A decade ago, clients came into plastic surgery clinics carrying photographs of models, celebrities or even a particularly attractive family member. Today, they clutch heavily filtered images of themselves.
A new mental-health phenomenon known in the industry as Snapchat dysmorphia is raising its head, as selfie-led social media culture plays an increasingly pervasive role in shaping the relationship we have with our appearance.
“Social media is having a substantial effect on our culture as a whole,” says Julian De Silva, a plastic surgeon based in London’s Harley Street. “It’s heavily influencing plastic surgery trends and cosmetic treatments – and there has been a very rapid change over the last five years.
“Patients are taking more photos of themselves than ever, and as a result they are far more self-conscious about their appearance. Flaws they would previously have ignored have, since the advent of social media, plagued them.”

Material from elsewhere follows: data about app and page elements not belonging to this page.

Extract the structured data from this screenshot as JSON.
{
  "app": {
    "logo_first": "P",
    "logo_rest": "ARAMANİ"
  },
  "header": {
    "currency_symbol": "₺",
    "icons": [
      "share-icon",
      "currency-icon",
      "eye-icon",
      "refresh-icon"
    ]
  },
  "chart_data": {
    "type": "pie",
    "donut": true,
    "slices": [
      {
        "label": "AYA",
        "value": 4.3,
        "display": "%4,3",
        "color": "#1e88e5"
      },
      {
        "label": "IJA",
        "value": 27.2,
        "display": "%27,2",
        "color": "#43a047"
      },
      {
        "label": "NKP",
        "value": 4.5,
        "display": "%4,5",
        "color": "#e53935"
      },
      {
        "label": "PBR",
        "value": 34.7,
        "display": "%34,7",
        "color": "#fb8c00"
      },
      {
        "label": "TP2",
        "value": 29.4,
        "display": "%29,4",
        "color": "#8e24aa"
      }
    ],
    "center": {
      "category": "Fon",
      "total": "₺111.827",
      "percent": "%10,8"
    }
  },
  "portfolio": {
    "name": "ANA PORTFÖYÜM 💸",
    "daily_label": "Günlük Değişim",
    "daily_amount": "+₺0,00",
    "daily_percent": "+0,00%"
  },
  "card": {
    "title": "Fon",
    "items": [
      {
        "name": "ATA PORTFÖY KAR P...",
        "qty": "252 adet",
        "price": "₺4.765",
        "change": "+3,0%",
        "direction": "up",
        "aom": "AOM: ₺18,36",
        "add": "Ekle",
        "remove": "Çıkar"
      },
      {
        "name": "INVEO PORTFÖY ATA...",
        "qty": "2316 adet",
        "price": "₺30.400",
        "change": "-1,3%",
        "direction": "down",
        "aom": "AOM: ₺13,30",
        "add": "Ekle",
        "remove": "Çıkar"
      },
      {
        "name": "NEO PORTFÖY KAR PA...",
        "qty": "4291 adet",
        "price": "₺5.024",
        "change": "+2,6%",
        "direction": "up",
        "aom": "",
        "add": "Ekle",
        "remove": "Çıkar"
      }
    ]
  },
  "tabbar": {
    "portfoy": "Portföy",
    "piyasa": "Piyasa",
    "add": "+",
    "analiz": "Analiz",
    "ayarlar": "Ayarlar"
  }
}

As a result, not only are the number of plastic surgery cases on the rise globally, the average age of clients has dropped, falling from 42 to 37 in western Europe.